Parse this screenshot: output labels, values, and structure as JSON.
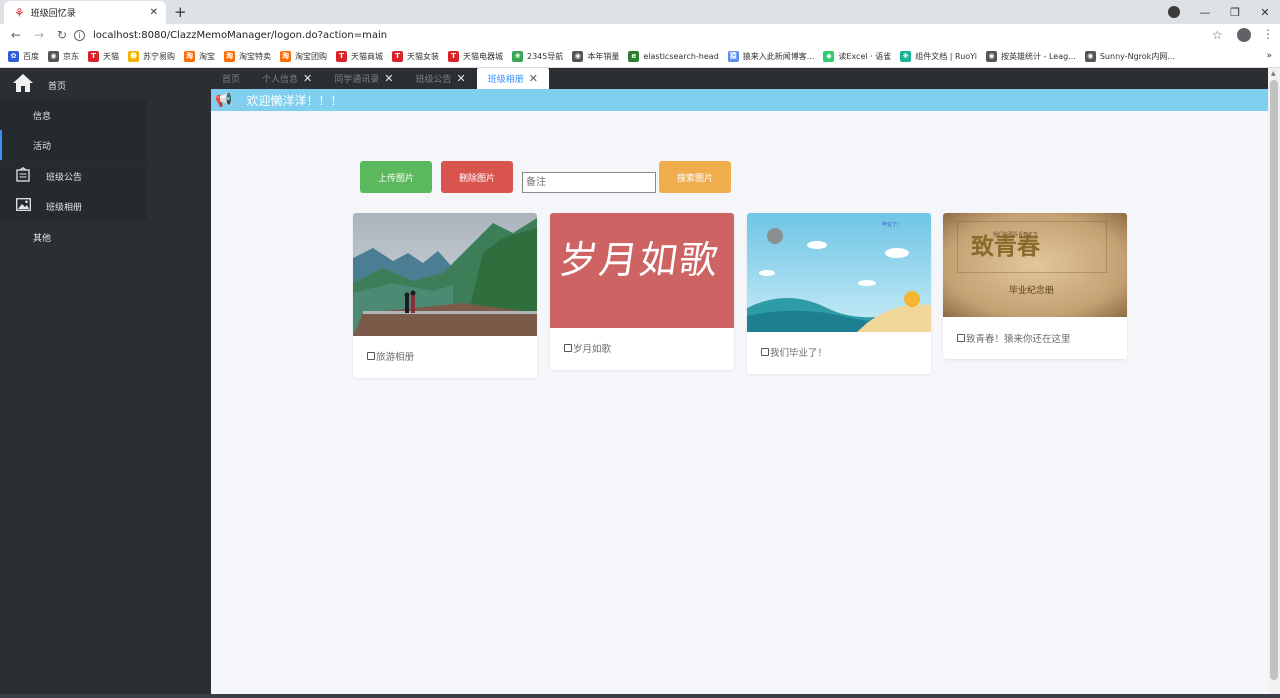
{
  "browser": {
    "tab_title": "班级回忆录",
    "new_tab": "+",
    "url": "localhost:8080/ClazzMemoManager/logon.do?action=main",
    "bookmarks": [
      {
        "label": "百度",
        "color": "#2d5cdc",
        "glyph": "✿"
      },
      {
        "label": "京东",
        "color": "#555555",
        "glyph": "◉"
      },
      {
        "label": "天猫",
        "color": "#d9242a",
        "glyph": "T"
      },
      {
        "label": "苏宁易购",
        "color": "#f0b400",
        "glyph": "☻"
      },
      {
        "label": "淘宝",
        "color": "#ff6a00",
        "glyph": "淘"
      },
      {
        "label": "淘宝特卖",
        "color": "#ff6a00",
        "glyph": "淘"
      },
      {
        "label": "淘宝团购",
        "color": "#ff6a00",
        "glyph": "淘"
      },
      {
        "label": "天猫商城",
        "color": "#d9242a",
        "glyph": "T"
      },
      {
        "label": "天猫女装",
        "color": "#d9242a",
        "glyph": "T"
      },
      {
        "label": "天猫电器城",
        "color": "#d9242a",
        "glyph": "T"
      },
      {
        "label": "2345导航",
        "color": "#3aa655",
        "glyph": "❀"
      },
      {
        "label": "本年销量",
        "color": "#555555",
        "glyph": "◉"
      },
      {
        "label": "elasticsearch-head",
        "color": "#2f7d32",
        "glyph": "e"
      },
      {
        "label": "猿来入此新闻博客...",
        "color": "#5b8def",
        "glyph": "猿"
      },
      {
        "label": "读Excel · 语雀",
        "color": "#2ecc71",
        "glyph": "◆"
      },
      {
        "label": "组件文档 | RuoYi",
        "color": "#1ab394",
        "glyph": "❋"
      },
      {
        "label": "按英雄统计 - Leag...",
        "color": "#555555",
        "glyph": "◉"
      },
      {
        "label": "Sunny-Ngrok内网...",
        "color": "#555555",
        "glyph": "◉"
      }
    ],
    "bookmarks_more": "»"
  },
  "sidebar": {
    "home": "首页",
    "items": [
      {
        "label": "信息",
        "icon": "",
        "active": false
      },
      {
        "label": "活动",
        "icon": "",
        "active": true
      },
      {
        "label": "班级公告",
        "icon": "notice-icon",
        "active": false
      },
      {
        "label": "班级相册",
        "icon": "image-icon",
        "active": false
      },
      {
        "label": "其他",
        "icon": "",
        "active": false
      }
    ]
  },
  "tabs": [
    {
      "label": "首页",
      "closable": false,
      "active": false
    },
    {
      "label": "个人信息",
      "closable": true,
      "active": false
    },
    {
      "label": "同学通讯录",
      "closable": true,
      "active": false
    },
    {
      "label": "班级公告",
      "closable": true,
      "active": false
    },
    {
      "label": "班级相册",
      "closable": true,
      "active": true
    }
  ],
  "banner": {
    "message": "欢迎懒洋洋！！！",
    "color": "#80cfee"
  },
  "toolbar": {
    "upload_label": "上传图片",
    "delete_label": "删除图片",
    "note_placeholder": "备注",
    "search_label": "搜索图片"
  },
  "colors": {
    "success": "#5cb85c",
    "danger": "#d9534f",
    "warning": "#f0ad4e",
    "accent": "#3b8ff5"
  },
  "albums": [
    {
      "caption": "旅游相册",
      "art": "mountain-photo"
    },
    {
      "caption": "岁月如歌",
      "art": "calligraphy-sui-yue-ru-ge",
      "art_text": "岁月如歌"
    },
    {
      "caption": "我们毕业了！",
      "art": "graduation-beach-cartoon",
      "art_text": "毕业了!"
    },
    {
      "caption": "致青春！猿来你还在这里",
      "art": "graduation-book-cover",
      "art_title": "致青春",
      "art_small": "我们的那段青春年华",
      "art_banner": "毕业纪念册"
    }
  ]
}
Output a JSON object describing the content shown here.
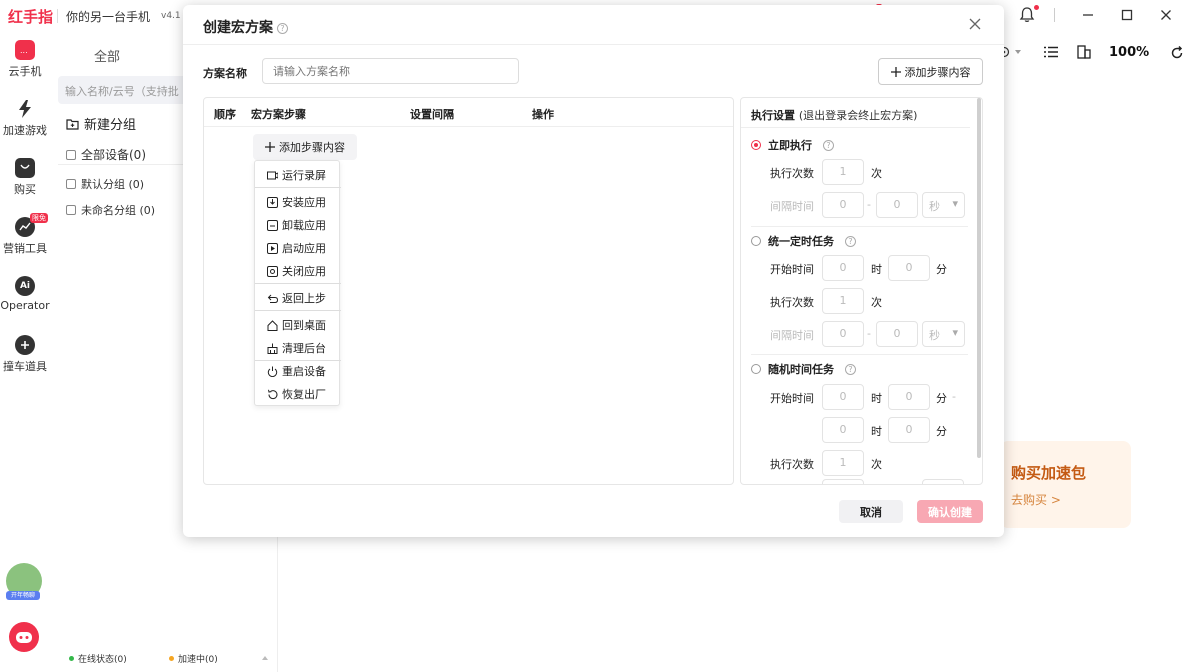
{
  "app": {
    "logo_text": "红手指",
    "title": "你的另一台手机",
    "version": "v4.1"
  },
  "toolbar": {
    "zoom": "100%"
  },
  "sidebar": {
    "items": [
      {
        "label": "云手机",
        "icon": "phone-icon"
      },
      {
        "label": "加速游戏",
        "icon": "lightning-icon"
      },
      {
        "label": "购买",
        "icon": "shopping-bag-icon"
      },
      {
        "label": "营销工具",
        "icon": "chart-icon",
        "badge": "限免"
      },
      {
        "label": "Operator",
        "icon": "ai-icon"
      },
      {
        "label": "撞车道具",
        "icon": "pin-icon"
      }
    ],
    "avatar_tag": "开年畅聊"
  },
  "device_panel": {
    "tab_all": "全部",
    "search_placeholder": "输入名称/云号（支持批",
    "new_group": "新建分组",
    "groups": [
      {
        "label": "全部设备(0)"
      },
      {
        "label": "默认分组 (0)"
      },
      {
        "label": "未命名分组 (0)"
      }
    ],
    "status_online": "在线状态(0)",
    "status_accel": "加速中(0)",
    "colors": {
      "online": "#34b84a",
      "accel": "#f5a623"
    }
  },
  "promo": {
    "title": "购买加速包",
    "link": "去购买 >"
  },
  "modal": {
    "title": "创建宏方案",
    "name_label": "方案名称",
    "name_placeholder": "请输入方案名称",
    "add_step_label": "添加步骤内容",
    "columns": [
      "顺序",
      "宏方案步骤",
      "设置间隔",
      "操作"
    ],
    "menu": [
      {
        "label": "运行录屏",
        "icon": "record-icon"
      },
      {
        "label": "安装应用",
        "icon": "install-icon"
      },
      {
        "label": "卸载应用",
        "icon": "uninstall-icon"
      },
      {
        "label": "启动应用",
        "icon": "launch-icon"
      },
      {
        "label": "关闭应用",
        "icon": "close-app-icon"
      },
      {
        "label": "返回上步",
        "icon": "back-icon"
      },
      {
        "label": "回到桌面",
        "icon": "home-icon"
      },
      {
        "label": "清理后台",
        "icon": "clean-icon"
      },
      {
        "label": "重启设备",
        "icon": "power-icon"
      },
      {
        "label": "恢复出厂",
        "icon": "reset-icon"
      }
    ],
    "exec": {
      "title": "执行设置",
      "subtitle": "(退出登录会终止宏方案)",
      "options": [
        {
          "label": "立即执行",
          "selected": true
        },
        {
          "label": "统一定时任务",
          "selected": false
        },
        {
          "label": "随机时间任务",
          "selected": false
        }
      ],
      "exec_count_label": "执行次数",
      "interval_label": "间隔时间",
      "start_time_label": "开始时间",
      "count_value": "1",
      "zero_value": "0",
      "unit_times": "次",
      "unit_hour": "时",
      "unit_minute": "分",
      "unit_second": "秒",
      "dash": "-"
    },
    "cancel": "取消",
    "confirm": "确认创建"
  }
}
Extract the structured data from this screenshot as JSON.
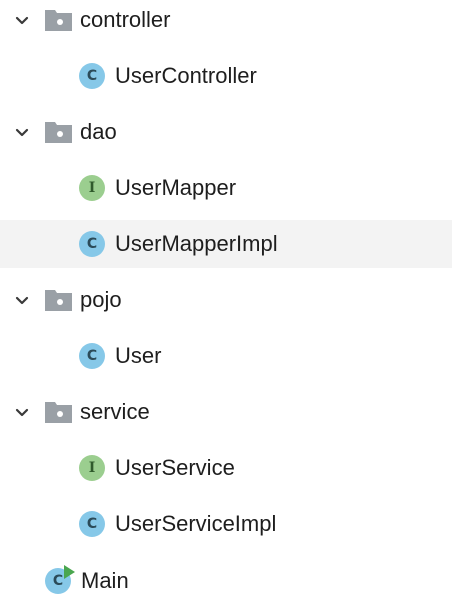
{
  "tree": {
    "items": [
      {
        "label": "controller",
        "type": "folder",
        "expanded": true,
        "icon": "folder-icon"
      },
      {
        "label": "UserController",
        "type": "class",
        "icon": "class-icon"
      },
      {
        "label": "dao",
        "type": "folder",
        "expanded": true,
        "icon": "folder-icon"
      },
      {
        "label": "UserMapper",
        "type": "interface",
        "icon": "interface-icon"
      },
      {
        "label": "UserMapperImpl",
        "type": "class",
        "icon": "class-icon",
        "selected": true
      },
      {
        "label": "pojo",
        "type": "folder",
        "expanded": true,
        "icon": "folder-icon"
      },
      {
        "label": "User",
        "type": "class",
        "icon": "class-icon"
      },
      {
        "label": "service",
        "type": "folder",
        "expanded": true,
        "icon": "folder-icon"
      },
      {
        "label": "UserService",
        "type": "interface",
        "icon": "interface-icon"
      },
      {
        "label": "UserServiceImpl",
        "type": "class",
        "icon": "class-icon"
      },
      {
        "label": "Main",
        "type": "main-class",
        "icon": "main-class-icon"
      }
    ],
    "icon_letters": {
      "class": "C",
      "interface": "I"
    },
    "colors": {
      "folder": "#9aa0a6",
      "class": "#86c8e8",
      "interface": "#9bce8f",
      "run_arrow": "#4aa64f",
      "selection": "#f3f3f3"
    }
  }
}
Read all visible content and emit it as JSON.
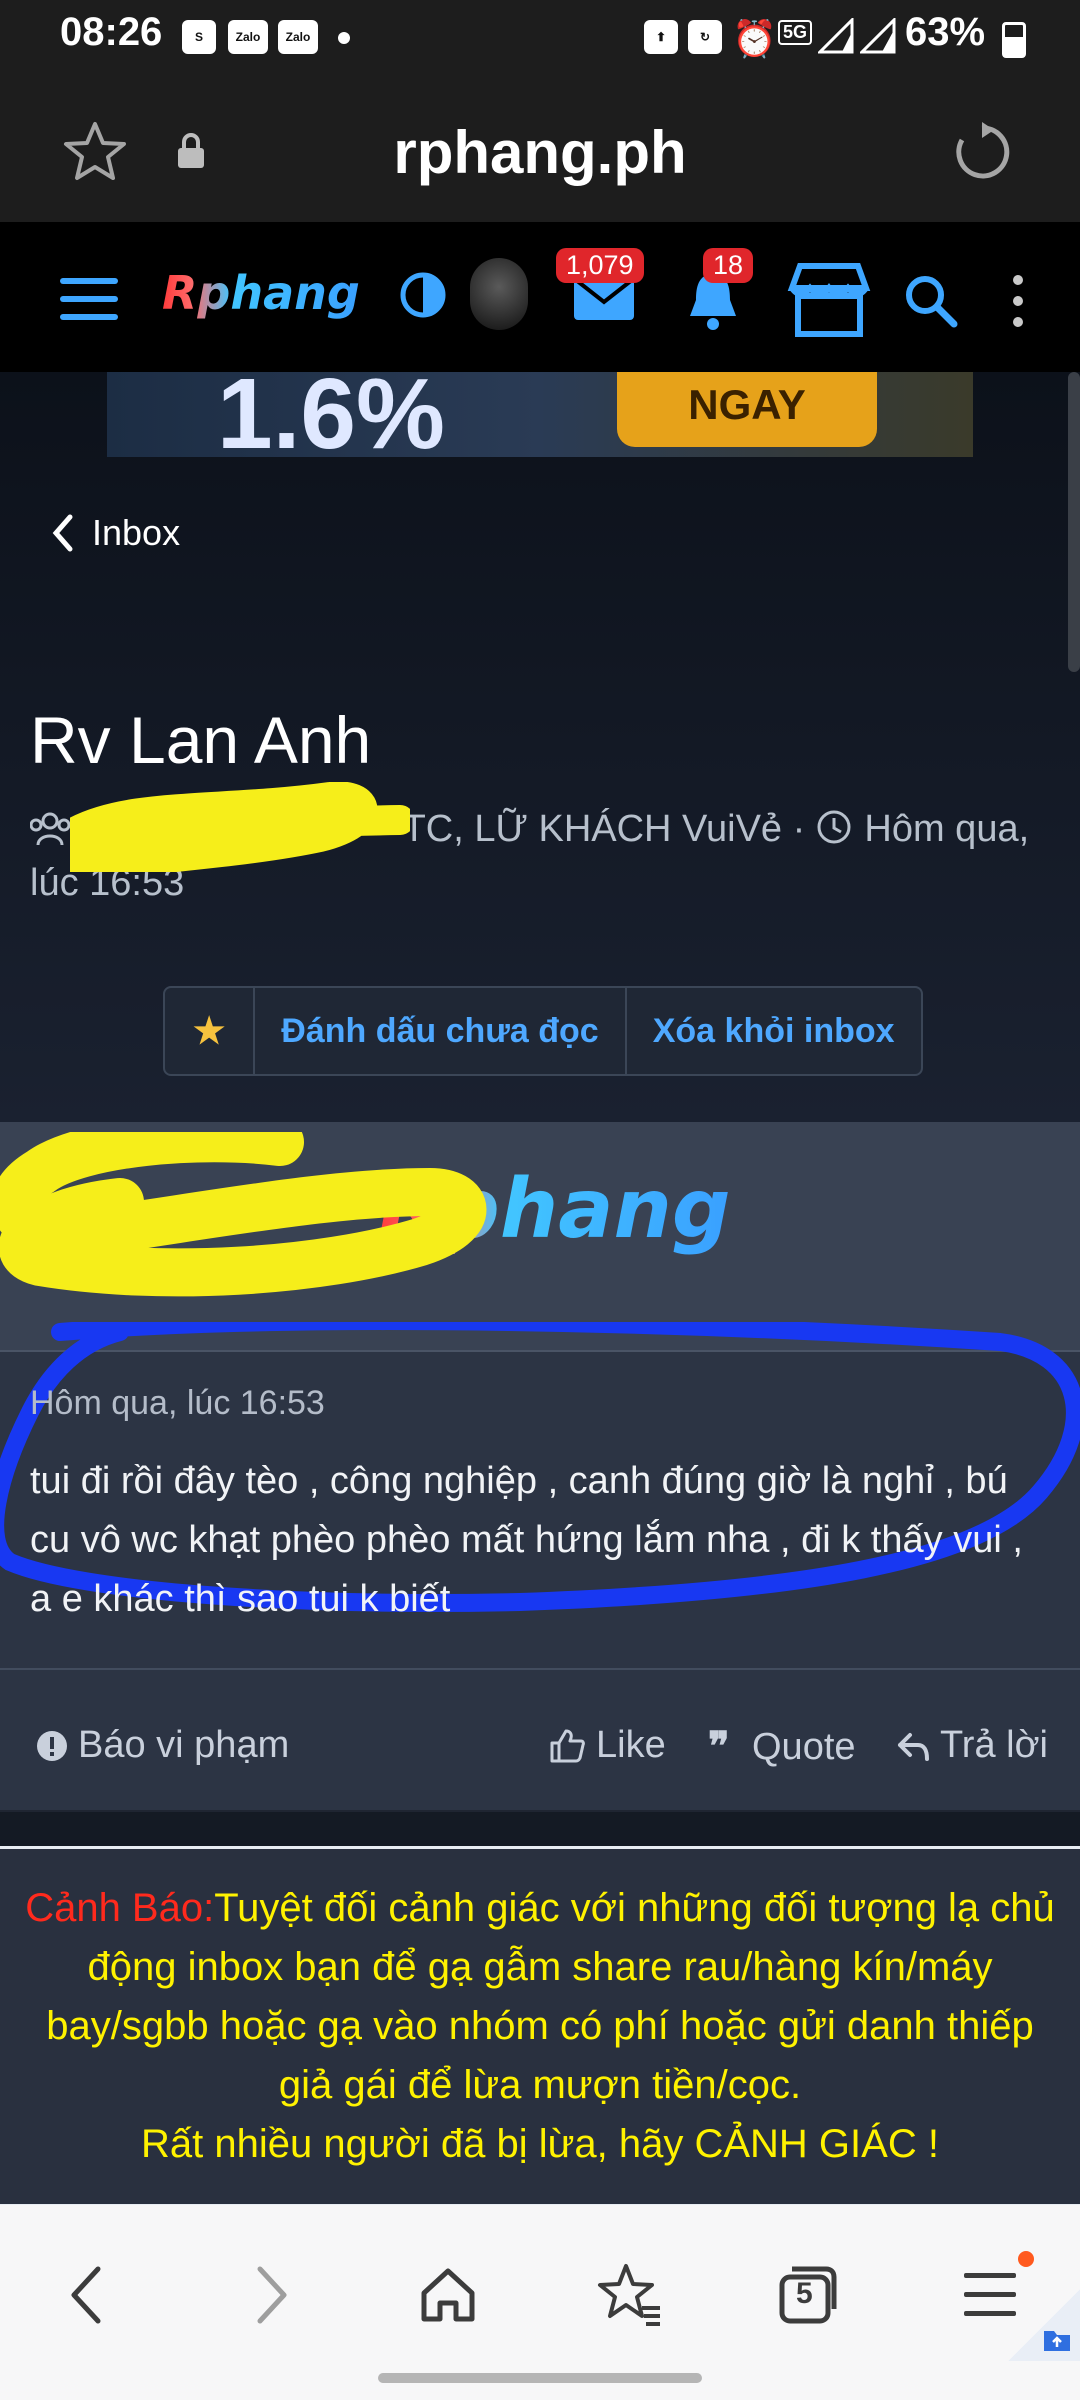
{
  "status_bar": {
    "time": "08:26",
    "battery": "63%",
    "notification_icons": [
      "shopee-icon",
      "zalo-icon",
      "zalo-icon",
      "dot-icon"
    ],
    "system_icons": [
      "upload-icon",
      "data-saver-icon",
      "alarm-icon",
      "5g-icon",
      "signal-icon",
      "signal-icon",
      "battery-icon"
    ],
    "zalo_label": "Zalo",
    "network_label": "5G"
  },
  "browser": {
    "url": "rphang.ph"
  },
  "site_nav": {
    "logo": "Rphang",
    "inbox_count": "1,079",
    "alerts_count": "18"
  },
  "banner": {
    "percent": "1.6%",
    "button": "NGAY"
  },
  "header": {
    "back_label": "Inbox",
    "title": "Rv Lan Anh",
    "participants": "TC, LỮ KHÁCH VuiVẻ ·",
    "timestamp": "Hôm qua, lúc 16:53",
    "actions": {
      "star": "★",
      "mark_unread": "Đánh dấu chưa đọc",
      "remove": "Xóa khỏi inbox"
    }
  },
  "message": {
    "logo": "Rphang",
    "time": "Hôm qua, lúc 16:53",
    "body": "tui đi rồi đây tèo , công nghiệp , canh đúng giờ là nghỉ , bú cu vô wc khạt phèo phèo mất hứng lắm nha , đi k thấy vui , a e khác thì sao tui k biết",
    "report": "Báo vi phạm",
    "like": "Like",
    "quote": "Quote",
    "reply": "Trả lời"
  },
  "warning": {
    "title": "Cảnh Báo:",
    "text": "Tuyệt đối cảnh giác với những đối tượng lạ chủ động inbox bạn để gạ gẫm share rau/hàng kín/máy bay/sgbb hoặc gạ vào nhóm có phí hoặc gửi danh thiếp giả gái để lừa mượn tiền/cọc.",
    "footer": "Rất nhiều người đã bị lừa, hãy CẢNH GIÁC !"
  },
  "bottom_nav": {
    "tabs_count": "5"
  },
  "colors": {
    "accent_blue": "#4ea8ff",
    "warning_yellow": "#fff200",
    "warning_red": "#ff2a1d",
    "badge_red": "#e0262b"
  }
}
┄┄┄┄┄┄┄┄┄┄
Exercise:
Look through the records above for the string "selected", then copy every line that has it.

Solution for this task:
          "selected": true
          "selected": false
          "selected": false
        "selected": true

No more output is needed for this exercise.